### DESCRIPTION OF THE TASK
Copy out the records in full, word for word, without pictures.
□ □ □ □ □ □ □
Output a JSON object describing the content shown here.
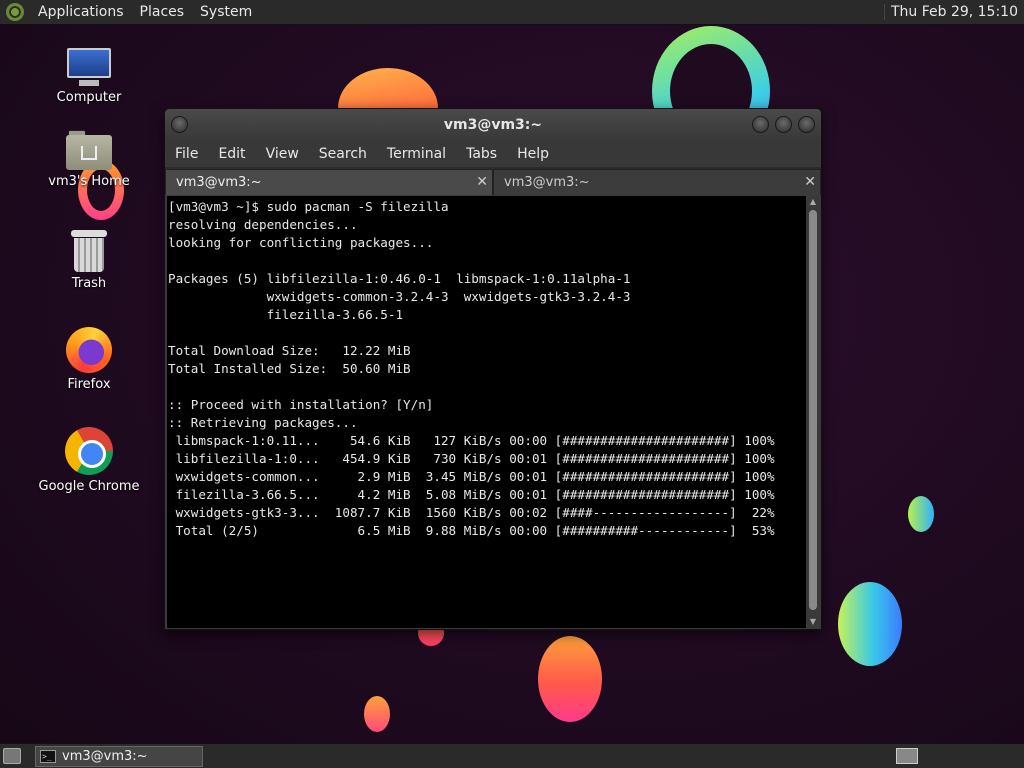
{
  "top_panel": {
    "menus": [
      "Applications",
      "Places",
      "System"
    ],
    "clock": "Thu Feb 29, 15:10"
  },
  "desktop_icons": [
    {
      "label": "Computer",
      "icon": "computer-icon"
    },
    {
      "label": "vm3's Home",
      "icon": "home-folder-icon"
    },
    {
      "label": "Trash",
      "icon": "trash-icon"
    },
    {
      "label": "Firefox",
      "icon": "firefox-icon"
    },
    {
      "label": "Google Chrome",
      "icon": "chrome-icon"
    }
  ],
  "window": {
    "title": "vm3@vm3:~",
    "menu": [
      "File",
      "Edit",
      "View",
      "Search",
      "Terminal",
      "Tabs",
      "Help"
    ],
    "tabs": [
      {
        "label": "vm3@vm3:~",
        "active": true
      },
      {
        "label": "vm3@vm3:~",
        "active": false
      }
    ],
    "terminal_lines": [
      "[vm3@vm3 ~]$ sudo pacman -S filezilla",
      "resolving dependencies...",
      "looking for conflicting packages...",
      "",
      "Packages (5) libfilezilla-1:0.46.0-1  libmspack-1:0.11alpha-1",
      "             wxwidgets-common-3.2.4-3  wxwidgets-gtk3-3.2.4-3",
      "             filezilla-3.66.5-1",
      "",
      "Total Download Size:   12.22 MiB",
      "Total Installed Size:  50.60 MiB",
      "",
      ":: Proceed with installation? [Y/n]",
      ":: Retrieving packages...",
      " libmspack-1:0.11...    54.6 KiB   127 KiB/s 00:00 [######################] 100%",
      " libfilezilla-1:0...   454.9 KiB   730 KiB/s 00:01 [######################] 100%",
      " wxwidgets-common...     2.9 MiB  3.45 MiB/s 00:01 [######################] 100%",
      " filezilla-3.66.5...     4.2 MiB  5.08 MiB/s 00:01 [######################] 100%",
      " wxwidgets-gtk3-3...  1087.7 KiB  1560 KiB/s 00:02 [####------------------]  22%",
      " Total (2/5)             6.5 MiB  9.88 MiB/s 00:00 [##########------------]  53%"
    ]
  },
  "bottom_panel": {
    "task_label": "vm3@vm3:~",
    "task_icon_text": ">_"
  }
}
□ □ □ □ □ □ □
### RESPONSE TO THIS EXERCISE
Output a JSON object describing the content shown here.
{
  "top_panel": {
    "menus": [
      "Applications",
      "Places",
      "System"
    ],
    "clock": "Thu Feb 29, 15:10"
  },
  "desktop_icons": [
    {
      "label": "Computer",
      "icon": "computer-icon"
    },
    {
      "label": "vm3's Home",
      "icon": "home-folder-icon"
    },
    {
      "label": "Trash",
      "icon": "trash-icon"
    },
    {
      "label": "Firefox",
      "icon": "firefox-icon"
    },
    {
      "label": "Google Chrome",
      "icon": "chrome-icon"
    }
  ],
  "window": {
    "title": "vm3@vm3:~",
    "menu": [
      "File",
      "Edit",
      "View",
      "Search",
      "Terminal",
      "Tabs",
      "Help"
    ],
    "tabs": [
      {
        "label": "vm3@vm3:~",
        "active": true
      },
      {
        "label": "vm3@vm3:~",
        "active": false
      }
    ],
    "terminal_lines": [
      "[vm3@vm3 ~]$ sudo pacman -S filezilla",
      "resolving dependencies...",
      "looking for conflicting packages...",
      "",
      "Packages (5) libfilezilla-1:0.46.0-1  libmspack-1:0.11alpha-1",
      "             wxwidgets-common-3.2.4-3  wxwidgets-gtk3-3.2.4-3",
      "             filezilla-3.66.5-1",
      "",
      "Total Download Size:   12.22 MiB",
      "Total Installed Size:  50.60 MiB",
      "",
      ":: Proceed with installation? [Y/n]",
      ":: Retrieving packages...",
      " libmspack-1:0.11...    54.6 KiB   127 KiB/s 00:00 [######################] 100%",
      " libfilezilla-1:0...   454.9 KiB   730 KiB/s 00:01 [######################] 100%",
      " wxwidgets-common...     2.9 MiB  3.45 MiB/s 00:01 [######################] 100%",
      " filezilla-3.66.5...     4.2 MiB  5.08 MiB/s 00:01 [######################] 100%",
      " wxwidgets-gtk3-3...  1087.7 KiB  1560 KiB/s 00:02 [####------------------]  22%",
      " Total (2/5)             6.5 MiB  9.88 MiB/s 00:00 [##########------------]  53%"
    ]
  },
  "bottom_panel": {
    "task_label": "vm3@vm3:~",
    "task_icon_text": ">_"
  }
}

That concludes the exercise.